The overused adage “Don’t judge a book by its cover” is more of an author’s plea when they are not satisfied with their cover art that will represent their content. Some covers are a little less than works of art. Others, well you know they look like everyone elses. And still, there are those that you wonder what some were thinking when they approved the design.

What doesMan Browsing a book get judged by if not for its cover?

I have lurked in many a bookstore simply trying to figure out what makes the consumer procure the books that they do. Some it would appear have favorite authors that they rush to for the latest release. (How we love these readers). Some perhaps are browsing for something new.

Food for thought:

“A picture is worth one thousand words”

So does the consumer turn to the cover for 1K words at a glance or to the back cover where the author is supposed to create a hook, line, and sinker in about 200 words or less.

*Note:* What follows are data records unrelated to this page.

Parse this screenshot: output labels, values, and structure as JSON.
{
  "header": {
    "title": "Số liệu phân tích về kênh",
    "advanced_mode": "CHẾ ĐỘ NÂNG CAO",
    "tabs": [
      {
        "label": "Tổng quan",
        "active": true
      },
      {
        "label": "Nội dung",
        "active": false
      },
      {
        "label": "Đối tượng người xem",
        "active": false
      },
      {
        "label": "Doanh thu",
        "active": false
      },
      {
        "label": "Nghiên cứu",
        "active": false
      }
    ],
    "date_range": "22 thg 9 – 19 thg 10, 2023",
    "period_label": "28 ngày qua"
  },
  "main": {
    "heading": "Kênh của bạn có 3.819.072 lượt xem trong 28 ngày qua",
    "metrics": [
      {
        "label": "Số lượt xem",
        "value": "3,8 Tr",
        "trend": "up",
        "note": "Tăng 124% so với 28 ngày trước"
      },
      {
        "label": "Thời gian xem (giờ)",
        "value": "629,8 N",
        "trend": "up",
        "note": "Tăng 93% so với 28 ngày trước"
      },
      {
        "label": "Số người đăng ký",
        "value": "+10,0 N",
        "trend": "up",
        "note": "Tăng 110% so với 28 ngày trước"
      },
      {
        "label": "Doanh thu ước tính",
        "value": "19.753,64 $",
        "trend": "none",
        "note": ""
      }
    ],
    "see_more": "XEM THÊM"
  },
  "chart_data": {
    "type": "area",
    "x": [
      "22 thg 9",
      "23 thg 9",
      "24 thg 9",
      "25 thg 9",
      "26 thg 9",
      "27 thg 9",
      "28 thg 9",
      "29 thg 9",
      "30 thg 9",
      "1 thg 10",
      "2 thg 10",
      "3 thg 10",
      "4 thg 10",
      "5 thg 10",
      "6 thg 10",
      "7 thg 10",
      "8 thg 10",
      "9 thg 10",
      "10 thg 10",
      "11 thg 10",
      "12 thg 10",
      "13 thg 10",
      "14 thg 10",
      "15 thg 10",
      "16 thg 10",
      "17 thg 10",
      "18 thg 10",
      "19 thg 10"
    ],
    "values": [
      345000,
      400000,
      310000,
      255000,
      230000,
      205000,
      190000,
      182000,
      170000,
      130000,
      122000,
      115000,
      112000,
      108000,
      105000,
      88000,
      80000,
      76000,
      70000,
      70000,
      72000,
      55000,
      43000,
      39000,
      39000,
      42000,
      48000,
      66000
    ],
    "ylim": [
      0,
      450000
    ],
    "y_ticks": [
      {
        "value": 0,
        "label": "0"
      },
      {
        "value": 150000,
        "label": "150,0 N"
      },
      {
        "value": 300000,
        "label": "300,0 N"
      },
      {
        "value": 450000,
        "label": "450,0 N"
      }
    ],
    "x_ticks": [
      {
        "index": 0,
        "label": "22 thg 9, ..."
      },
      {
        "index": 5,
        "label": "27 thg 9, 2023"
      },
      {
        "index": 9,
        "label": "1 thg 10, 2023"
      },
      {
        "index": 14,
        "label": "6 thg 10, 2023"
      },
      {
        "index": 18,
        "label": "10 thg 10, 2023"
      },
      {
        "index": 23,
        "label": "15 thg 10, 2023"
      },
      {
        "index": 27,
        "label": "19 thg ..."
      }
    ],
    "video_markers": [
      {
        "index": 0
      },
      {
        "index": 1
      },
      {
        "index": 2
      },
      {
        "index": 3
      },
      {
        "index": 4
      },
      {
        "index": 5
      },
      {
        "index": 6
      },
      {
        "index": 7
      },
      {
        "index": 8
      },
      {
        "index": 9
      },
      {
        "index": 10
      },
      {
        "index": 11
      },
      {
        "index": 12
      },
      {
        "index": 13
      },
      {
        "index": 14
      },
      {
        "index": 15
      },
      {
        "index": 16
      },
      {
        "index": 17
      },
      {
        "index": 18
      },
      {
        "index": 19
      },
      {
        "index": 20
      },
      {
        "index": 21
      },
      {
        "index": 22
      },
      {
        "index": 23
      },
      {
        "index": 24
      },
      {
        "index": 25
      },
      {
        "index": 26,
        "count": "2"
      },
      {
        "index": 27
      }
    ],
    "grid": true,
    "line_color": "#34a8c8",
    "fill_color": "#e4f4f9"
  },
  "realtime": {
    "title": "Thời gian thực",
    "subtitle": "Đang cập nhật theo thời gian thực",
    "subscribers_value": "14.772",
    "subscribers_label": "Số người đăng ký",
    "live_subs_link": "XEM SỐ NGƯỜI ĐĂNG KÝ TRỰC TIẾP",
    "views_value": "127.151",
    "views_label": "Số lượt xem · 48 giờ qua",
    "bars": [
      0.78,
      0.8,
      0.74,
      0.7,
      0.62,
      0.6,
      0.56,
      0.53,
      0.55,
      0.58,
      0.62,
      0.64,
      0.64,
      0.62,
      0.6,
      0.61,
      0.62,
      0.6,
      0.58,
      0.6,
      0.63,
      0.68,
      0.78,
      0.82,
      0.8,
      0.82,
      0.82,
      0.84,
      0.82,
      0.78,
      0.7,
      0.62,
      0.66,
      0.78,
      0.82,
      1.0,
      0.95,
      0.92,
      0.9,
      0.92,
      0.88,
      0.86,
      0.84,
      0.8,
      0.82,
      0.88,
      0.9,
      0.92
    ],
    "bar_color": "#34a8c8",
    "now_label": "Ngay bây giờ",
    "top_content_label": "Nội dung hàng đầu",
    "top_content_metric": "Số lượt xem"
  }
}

Sounds like a bit of personal preference. Sounds like we’ll have to take a poll about that. Cover or blurb?

On a more serious note though covers are a very important facet to our books including the eBook. The cover art draws the attention for the unknown author – it is the face of the book, your billboard, and the one of the main reasons people take interest in your book.

The cover should consider quite a few things:

  1. The content of the book. Does the cover capture the feel of the story?
  2. If you printed a traditionally bound book, you will want to take a look at the proposed layout for the spine. Most books are spine out. What will attract your reader?
  3. The currently climate of the industry. As with the release of anything timing plays an essential part in a story’s success.
  4. Understand your demographics.

If you engage a graphic designer discuss the mood, tone, and voice of your book. You may not want to create a happy, warm, light cover if the tone of your book is sombre and moody. Try and capture the essence and message you as the author want to convey when considering the cover art. Take a look at see what your competition is producing and decide what works best in representing your work. If you are self-publishing you want to avoid having a cover that yells, kicks, and screams that you do not have a professional cover.

Equally you may want to take a look at what is going on in the world. While there is no recipe for success you may opt to delay your story about exploding buildings if a real life incident has just occurred.

So the question has to be asked. Which do you check out first? The Cover or the Blurb? We all want to know?